How much is redundancy pay? Employment Law

If you are being made redundant by your employer, it is possible that you might be entitled to redundancy pay. There are two types of redundancy pay: statutory redundancy pay, and non-statutory redundancy pay.

Statutory redundancy pay relates to the amount of money an employer is legally required to give you if you meet the qualifying conditions. Non-statutory redundancy pay (also known as contractual redundancy pay) is the redundancy terms that are chosen by and built into your contract by the employer.

A person who is being made redundant will only be entitled to either statutory redundancy pay or non-statutory redundancy pay – not both but the contractual entitlement will include the statutory amount.

How much is statutory redundancy pay?

Employees who have worked for their current employer for 2 years or more are entitled to:

  • Half a week’s a pay for each full year they were under 22;
  • One week’s pay for each full year they were 22 or older, but under 41;
  • One and half week’s pay for each full year they were 41 or older.

The maximum length of service for redundancy pay is capped at 20 years.

Weekly pay is calculated as the average wage earned by the employee per week in the 12 weeks before the day they were given their redundancy notice. If an employee is made redundant on or after 6th April 2020 the maximum statutory redundancy pay they can get is £16,140.

Employees who do not meet the above criteria are not entitled to statutory redundancy pay. Further to this, if, during the consultation process, the employer identifies suitable alternative work that the employee rejects for no good reason, they are not entitled to statutory redundancy pay and are effectively resigning.

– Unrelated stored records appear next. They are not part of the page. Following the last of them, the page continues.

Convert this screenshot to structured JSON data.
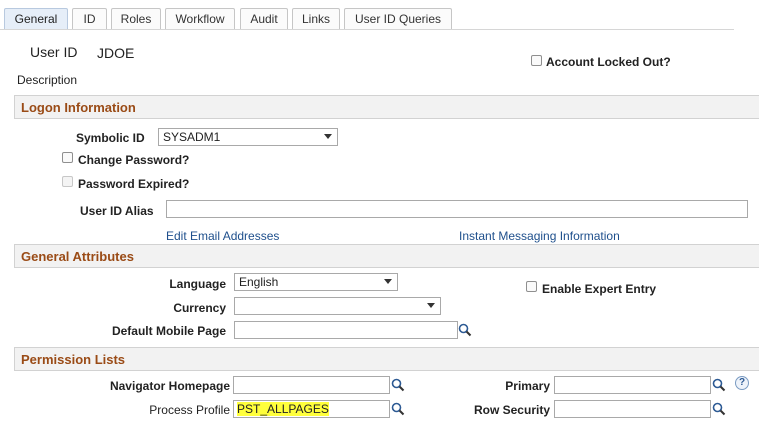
{
  "tabs": [
    {
      "label": "General",
      "active": true
    },
    {
      "label": "ID"
    },
    {
      "label": "Roles"
    },
    {
      "label": "Workflow"
    },
    {
      "label": "Audit"
    },
    {
      "label": "Links"
    },
    {
      "label": "User ID Queries"
    }
  ],
  "header": {
    "user_id_label": "User ID",
    "user_id_value": "JDOE",
    "description_label": "Description",
    "account_locked_label": "Account Locked Out?"
  },
  "logon": {
    "title": "Logon Information",
    "symbolic_id_label": "Symbolic ID",
    "symbolic_id_value": "SYSADM1",
    "change_password_label": "Change Password?",
    "password_expired_label": "Password Expired?",
    "user_id_alias_label": "User ID Alias",
    "user_id_alias_value": "",
    "edit_email_link": "Edit Email Addresses",
    "instant_messaging_link": "Instant Messaging Information"
  },
  "general_attributes": {
    "title": "General Attributes",
    "language_label": "Language",
    "language_value": "English",
    "enable_expert_label": "Enable Expert Entry",
    "currency_label": "Currency",
    "currency_value": "",
    "default_mobile_label": "Default Mobile Page",
    "default_mobile_value": ""
  },
  "permission_lists": {
    "title": "Permission Lists",
    "navigator_homepage_label": "Navigator Homepage",
    "navigator_homepage_value": "",
    "primary_label": "Primary",
    "primary_value": "",
    "process_profile_label": "Process Profile",
    "process_profile_value": "PST_ALLPAGES",
    "row_security_label": "Row Security",
    "row_security_value": "",
    "help_glyph": "?"
  },
  "colors": {
    "section_title": "#9a4b16",
    "link": "#1e4f8c",
    "highlight": "#ffff3c"
  }
}
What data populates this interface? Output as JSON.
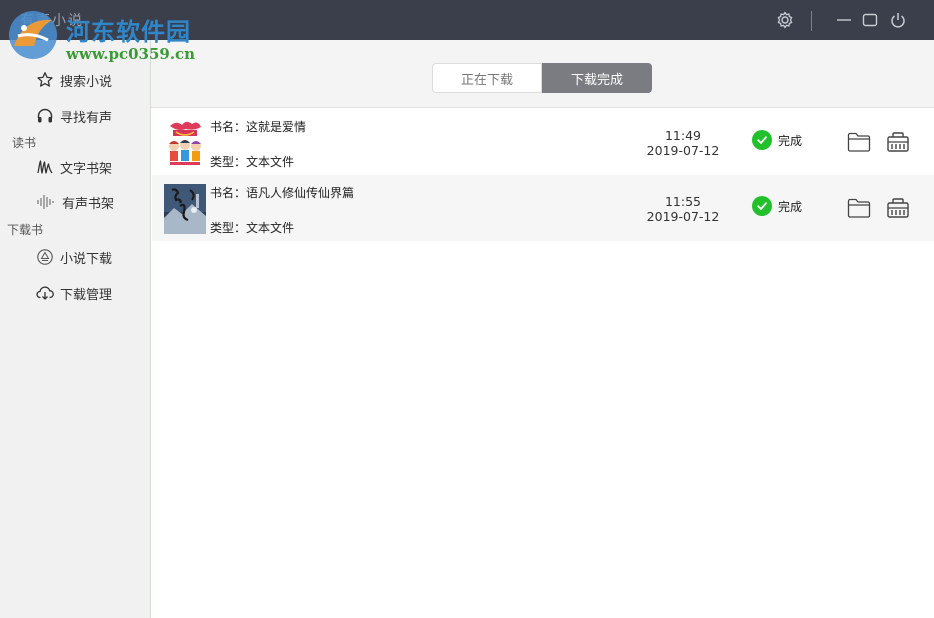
{
  "window": {
    "app_name": "有声小说",
    "watermark_brand": "河东软件园",
    "watermark_url": "www.pc0359.cn",
    "controls": [
      "settings-icon",
      "minimize-icon",
      "maximize-icon",
      "power-icon"
    ]
  },
  "sidebar": {
    "items": [
      {
        "label": "搜索小说",
        "icon": "star-icon"
      },
      {
        "label": "寻找有声",
        "icon": "headphones-icon"
      }
    ],
    "group_read": "读书",
    "read_items": [
      {
        "label": "文字书架",
        "icon": "text-shelf-icon"
      },
      {
        "label": "有声书架",
        "icon": "audio-wave-icon"
      }
    ],
    "group_download": "下载书",
    "download_items": [
      {
        "label": "小说下载",
        "icon": "download-circle-icon"
      },
      {
        "label": "下载管理",
        "icon": "cloud-download-icon"
      }
    ]
  },
  "tabs": {
    "downloading": "正在下载",
    "completed": "下载完成",
    "active": "completed"
  },
  "downloads": [
    {
      "name": "书名：这就是爱情",
      "type": "类型：文本文件",
      "time": "11:49",
      "date": "2019-07-12",
      "status": "完成"
    },
    {
      "name": "书名：语凡人修仙传仙界篇",
      "type": "类型：文本文件",
      "time": "11:55",
      "date": "2019-07-12",
      "status": "完成"
    }
  ],
  "colors": {
    "titlebar": "#3b3e4b",
    "sidebar": "#f1f1f1",
    "active_tab": "#7a7c82",
    "status_ok": "#22c12b"
  }
}
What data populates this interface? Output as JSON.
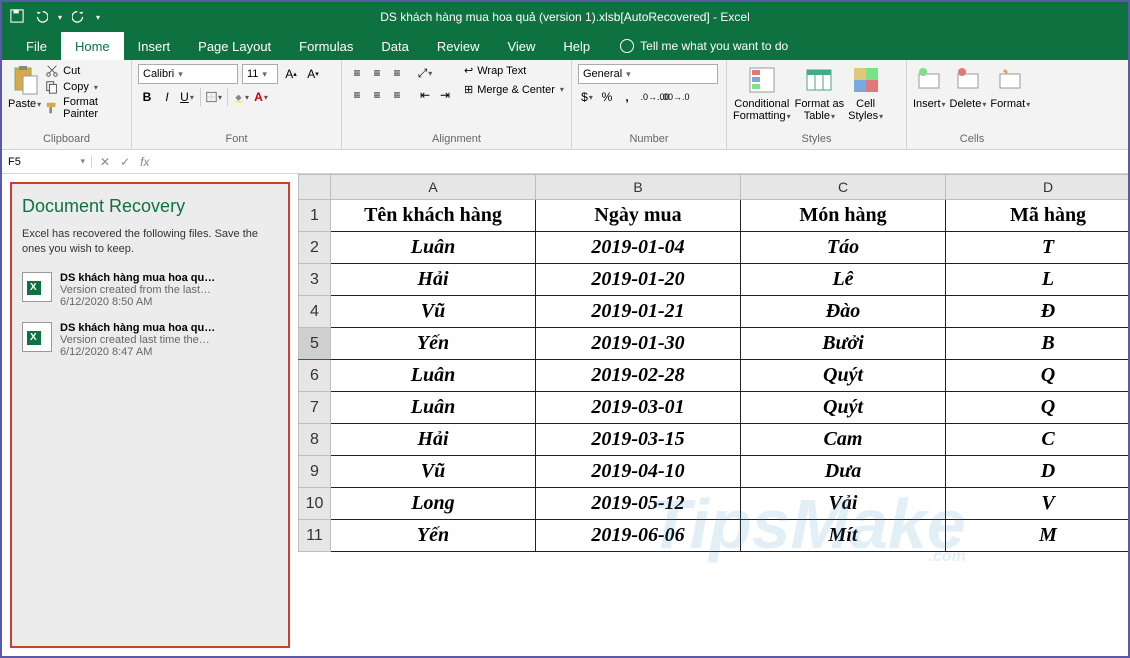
{
  "titlebar": {
    "title": "DS khách hàng mua hoa quả (version 1).xlsb[AutoRecovered]  -  Excel"
  },
  "tabs": [
    "File",
    "Home",
    "Insert",
    "Page Layout",
    "Formulas",
    "Data",
    "Review",
    "View",
    "Help"
  ],
  "tell_me": "Tell me what you want to do",
  "clipboard": {
    "paste": "Paste",
    "cut": "Cut",
    "copy": "Copy",
    "fp": "Format Painter",
    "label": "Clipboard"
  },
  "font": {
    "name": "Calibri",
    "size": "11",
    "label": "Font"
  },
  "alignment": {
    "wrap": "Wrap Text",
    "merge": "Merge & Center",
    "label": "Alignment"
  },
  "number": {
    "format": "General",
    "label": "Number"
  },
  "styles": {
    "cond": "Conditional\nFormatting",
    "fat": "Format as\nTable",
    "cell": "Cell\nStyles",
    "label": "Styles"
  },
  "cells": {
    "insert": "Insert",
    "delete": "Delete",
    "format": "Format",
    "label": "Cells"
  },
  "name_box": "F5",
  "recovery": {
    "title": "Document Recovery",
    "desc": "Excel has recovered the following files.  Save the ones you wish to keep.",
    "items": [
      {
        "name": "DS khách hàng mua hoa qu…",
        "ver": "Version created from the last…",
        "time": "6/12/2020 8:50 AM"
      },
      {
        "name": "DS khách hàng mua hoa qu…",
        "ver": "Version created last time the…",
        "time": "6/12/2020 8:47 AM"
      }
    ]
  },
  "columns": [
    "A",
    "B",
    "C",
    "D"
  ],
  "selected_row": 5,
  "sheet": {
    "headers": [
      "Tên khách hàng",
      "Ngày mua",
      "Món hàng",
      "Mã hàng"
    ],
    "rows": [
      [
        "Luân",
        "2019-01-04",
        "Táo",
        "T"
      ],
      [
        "Hải",
        "2019-01-20",
        "Lê",
        "L"
      ],
      [
        "Vũ",
        "2019-01-21",
        "Đào",
        "Đ"
      ],
      [
        "Yến",
        "2019-01-30",
        "Bưởi",
        "B"
      ],
      [
        "Luân",
        "2019-02-28",
        "Quýt",
        "Q"
      ],
      [
        "Luân",
        "2019-03-01",
        "Quýt",
        "Q"
      ],
      [
        "Hải",
        "2019-03-15",
        "Cam",
        "C"
      ],
      [
        "Vũ",
        "2019-04-10",
        "Dưa",
        "D"
      ],
      [
        "Long",
        "2019-05-12",
        "Vải",
        "V"
      ],
      [
        "Yến",
        "2019-06-06",
        "Mít",
        "M"
      ]
    ]
  },
  "watermark": "TipsMake",
  "watermark_sub": ".com"
}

How much is non-statutory redundancy pay?

Non-statutory redundancy pay is set by the employer. Therefore, there is no standardised amount or criteria. Non-statutory redundancy packages are usually more generous than statutory packages.

Is redundancy pay taxable?

Redundancy pay up to £30,000 is not taxable. If, upon redundancy, any outstanding wages or holiday pay is due, normal tax deductions and National Insurance contributions will be taken from this.

How much redundancy pay am I entitled to if I was furloughed?

If an employee is made redundant and was furloughed, their redundancy pay should be based on what they earned normally prior to being furloughed.

Help & Support from Beswicks Legal

If you are an employee facing redundancy or an employer with a query regarding statutory or non-statutory redundancy packages, our team can help. At Beswicks Legal our specialist team of employment law experts are on hand to support you in taking your next steps. Get in touch today to talk to us.